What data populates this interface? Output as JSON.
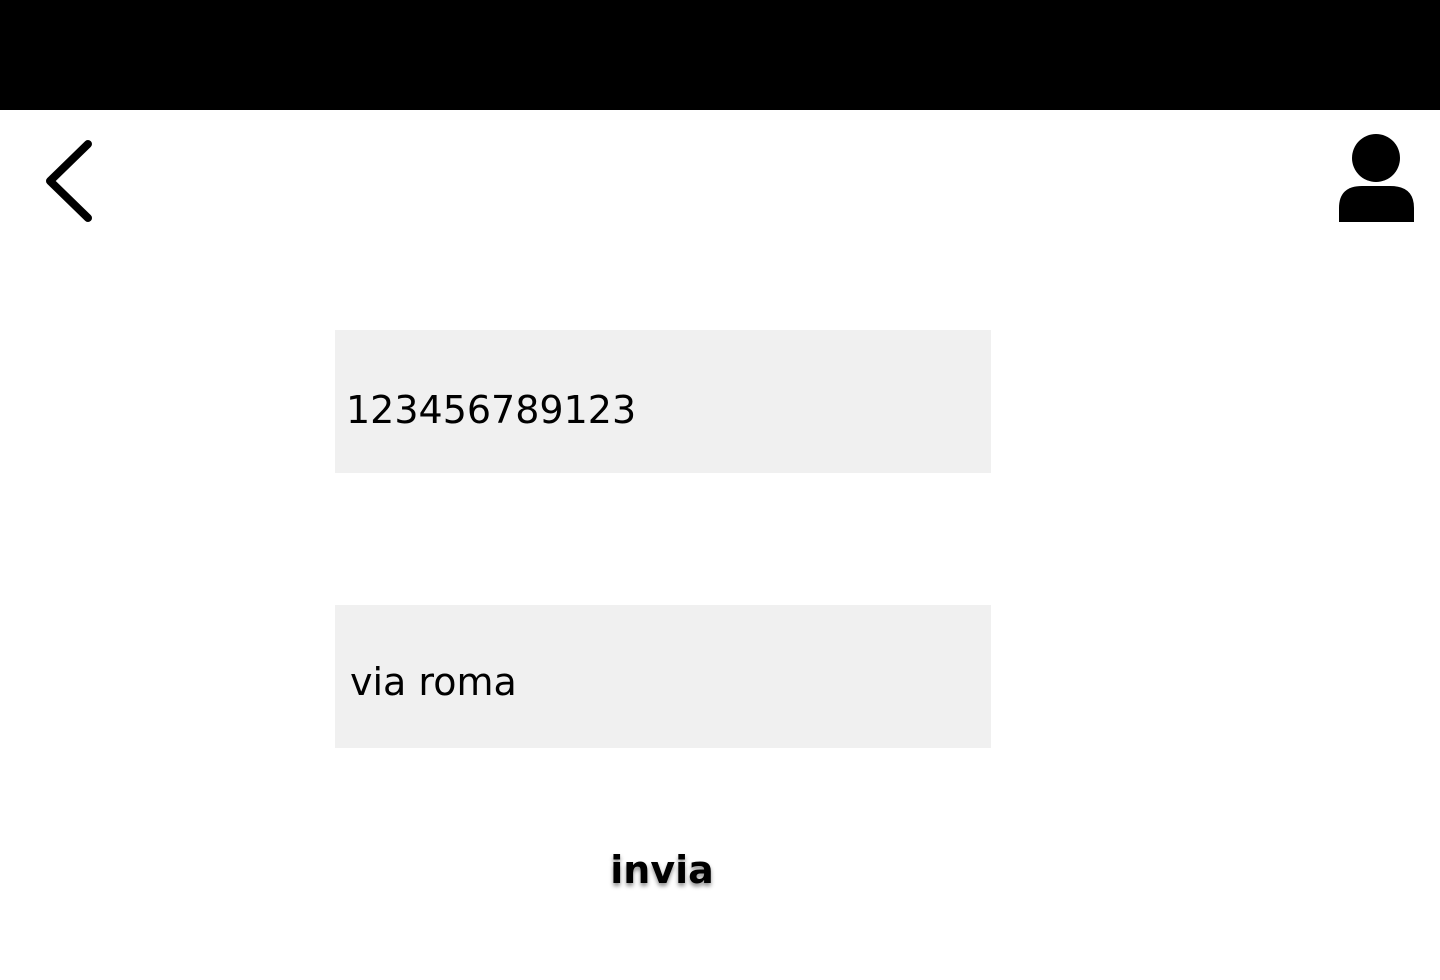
{
  "header": {
    "back_icon": "chevron-left-icon",
    "profile_icon": "user-icon",
    "bar_color": "#000000"
  },
  "form": {
    "field_1": {
      "value": "123456789123",
      "placeholder": ""
    },
    "field_2": {
      "value": "via roma",
      "placeholder": ""
    },
    "submit_label": "invia",
    "field_background": "#f0f0f0"
  }
}
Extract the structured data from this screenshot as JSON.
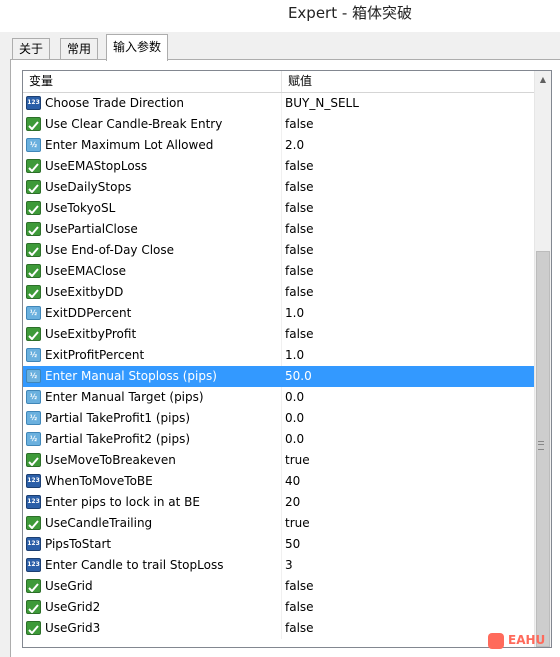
{
  "window": {
    "title": "Expert - 箱体突破"
  },
  "tabs": [
    {
      "label": "关于"
    },
    {
      "label": "常用"
    },
    {
      "label": "输入参数"
    }
  ],
  "grid": {
    "headers": {
      "variable": "变量",
      "value": "赋值"
    },
    "rows": [
      {
        "icon": "integer-icon",
        "name": "Choose Trade Direction",
        "value": "BUY_N_SELL"
      },
      {
        "icon": "boolean-icon",
        "name": "Use Clear Candle-Break Entry",
        "value": "false"
      },
      {
        "icon": "double-icon",
        "name": "Enter Maximum Lot Allowed",
        "value": "2.0"
      },
      {
        "icon": "boolean-icon",
        "name": "UseEMAStopLoss",
        "value": "false"
      },
      {
        "icon": "boolean-icon",
        "name": "UseDailyStops",
        "value": "false"
      },
      {
        "icon": "boolean-icon",
        "name": "UseTokyoSL",
        "value": "false"
      },
      {
        "icon": "boolean-icon",
        "name": "UsePartialClose",
        "value": "false"
      },
      {
        "icon": "boolean-icon",
        "name": "Use End-of-Day Close",
        "value": "false"
      },
      {
        "icon": "boolean-icon",
        "name": "UseEMAClose",
        "value": "false"
      },
      {
        "icon": "boolean-icon",
        "name": "UseExitbyDD",
        "value": "false"
      },
      {
        "icon": "double-icon",
        "name": "ExitDDPercent",
        "value": "1.0"
      },
      {
        "icon": "boolean-icon",
        "name": "UseExitbyProfit",
        "value": "false"
      },
      {
        "icon": "double-icon",
        "name": "ExitProfitPercent",
        "value": "1.0"
      },
      {
        "icon": "double-icon",
        "name": "Enter Manual Stoploss (pips)",
        "value": "50.0",
        "selected": true
      },
      {
        "icon": "double-icon",
        "name": "Enter Manual Target (pips)",
        "value": "0.0"
      },
      {
        "icon": "double-icon",
        "name": "Partial TakeProfit1 (pips)",
        "value": "0.0"
      },
      {
        "icon": "double-icon",
        "name": "Partial TakeProfit2 (pips)",
        "value": "0.0"
      },
      {
        "icon": "boolean-icon",
        "name": "UseMoveToBreakeven",
        "value": "true"
      },
      {
        "icon": "integer-icon",
        "name": "WhenToMoveToBE",
        "value": "40"
      },
      {
        "icon": "integer-icon",
        "name": "Enter pips to lock in at BE",
        "value": "20"
      },
      {
        "icon": "boolean-icon",
        "name": "UseCandleTrailing",
        "value": "true"
      },
      {
        "icon": "integer-icon",
        "name": "PipsToStart",
        "value": "50"
      },
      {
        "icon": "integer-icon",
        "name": "Enter Candle to trail StopLoss",
        "value": "3"
      },
      {
        "icon": "boolean-icon",
        "name": "UseGrid",
        "value": "false"
      },
      {
        "icon": "boolean-icon",
        "name": "UseGrid2",
        "value": "false"
      },
      {
        "icon": "boolean-icon",
        "name": "UseGrid3",
        "value": "false"
      }
    ]
  },
  "icon_glyphs": {
    "integer": "123",
    "double": "½"
  },
  "watermark": {
    "text": "EAHU"
  },
  "colors": {
    "selection": "#3399ff",
    "boolean_icon": "#3e9a39",
    "integer_icon": "#2b5fa8",
    "double_icon": "#6ab0de"
  }
}
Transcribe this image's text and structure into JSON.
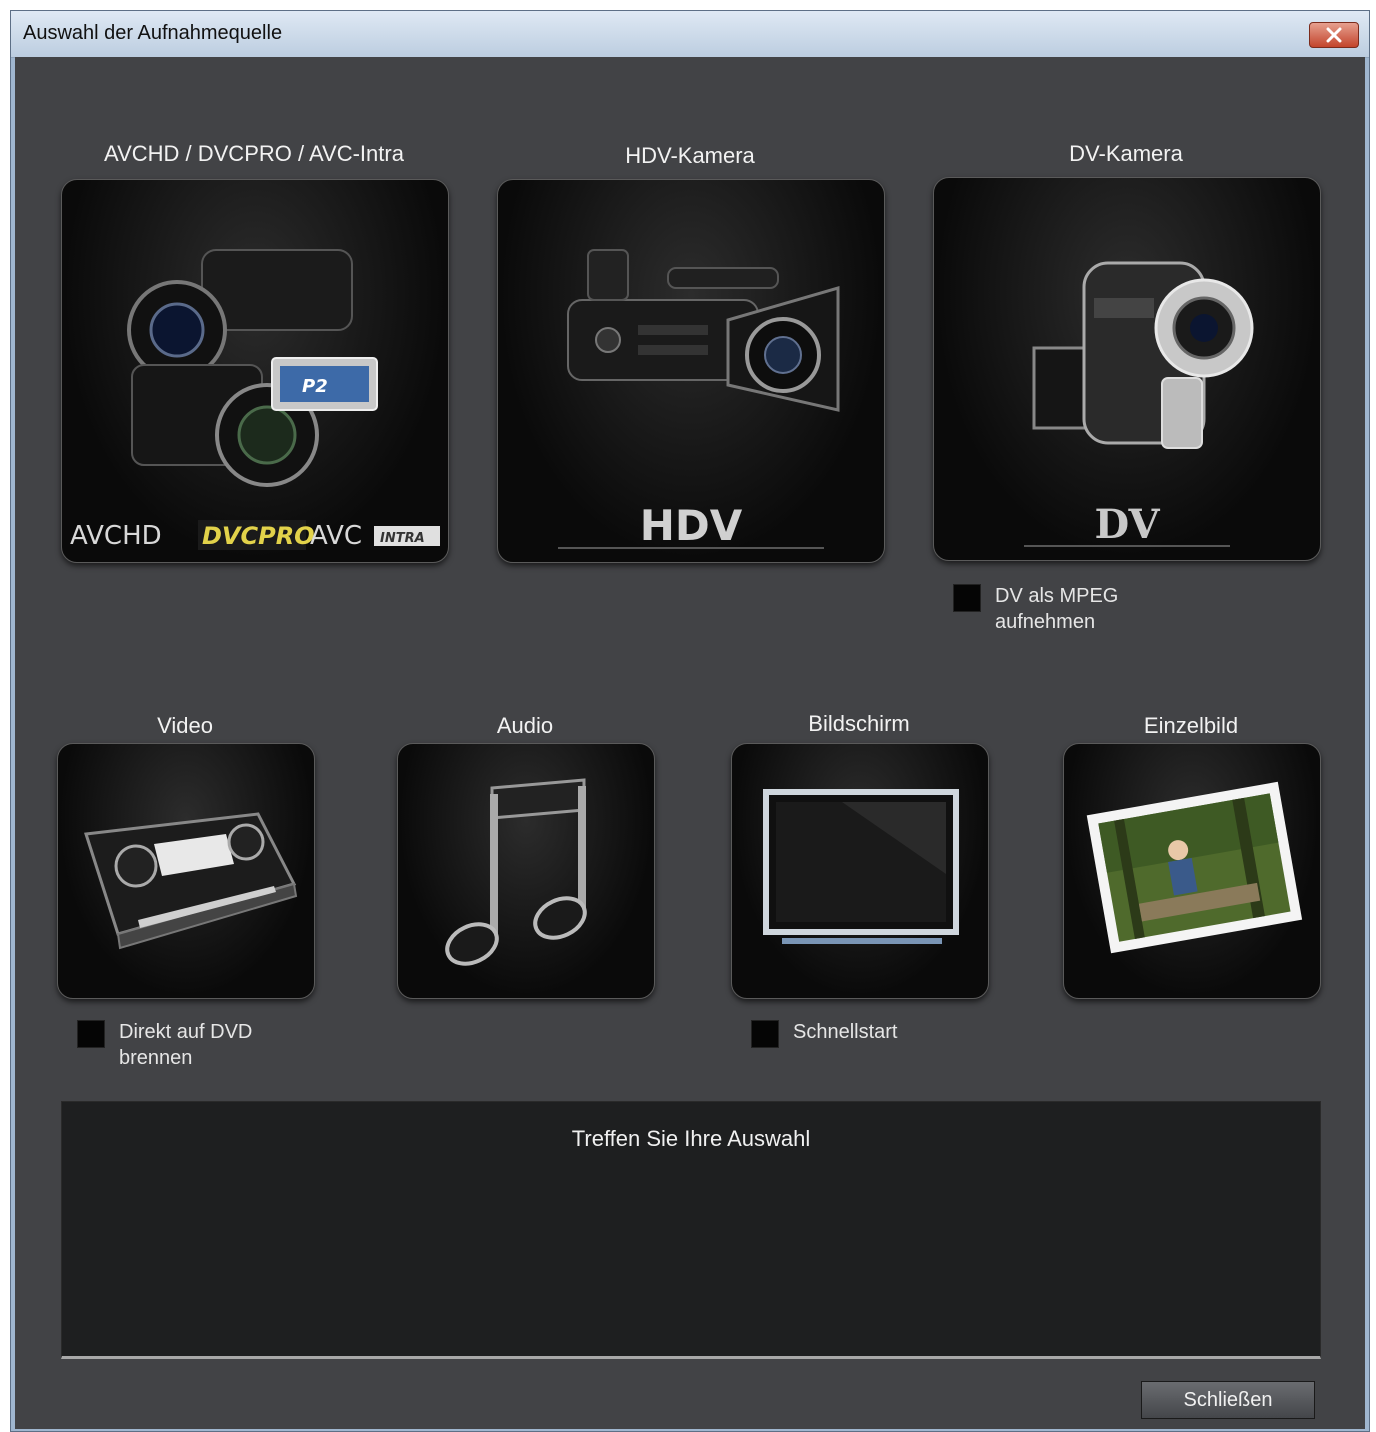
{
  "window": {
    "title": "Auswahl der Aufnahmequelle",
    "close_icon": "close-icon"
  },
  "sources_top": [
    {
      "label": "AVCHD / DVCPRO / AVC-Intra",
      "icon": "camcorder-group-icon",
      "logo_text": "AVCHD DVCPRO AVC INTRA"
    },
    {
      "label": "HDV-Kamera",
      "icon": "hdv-camera-icon",
      "logo_text": "HDV"
    },
    {
      "label": "DV-Kamera",
      "icon": "dv-camera-icon",
      "logo_text": "DV"
    }
  ],
  "sources_bottom": [
    {
      "label": "Video",
      "icon": "vhs-cassette-icon"
    },
    {
      "label": "Audio",
      "icon": "music-note-icon"
    },
    {
      "label": "Bildschirm",
      "icon": "monitor-icon"
    },
    {
      "label": "Einzelbild",
      "icon": "photo-icon"
    }
  ],
  "options": {
    "dv_mpeg": {
      "label": "DV als MPEG aufnehmen",
      "checked": false
    },
    "direct_dvd": {
      "label": "Direkt auf DVD brennen",
      "checked": false
    },
    "quickstart": {
      "label": "Schnellstart",
      "checked": false
    }
  },
  "info": {
    "text": "Treffen Sie Ihre Auswahl"
  },
  "buttons": {
    "close_label": "Schließen"
  }
}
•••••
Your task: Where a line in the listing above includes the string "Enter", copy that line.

Exercise result:
        "name": "Enter Maximum Lot Allowed",
        "name": "Enter Manual Stoploss (pips)",
        "name": "Enter Manual Target (pips)",
        "name": "Enter pips to lock in at BE",
        "name": "Enter Candle to trail StopLoss",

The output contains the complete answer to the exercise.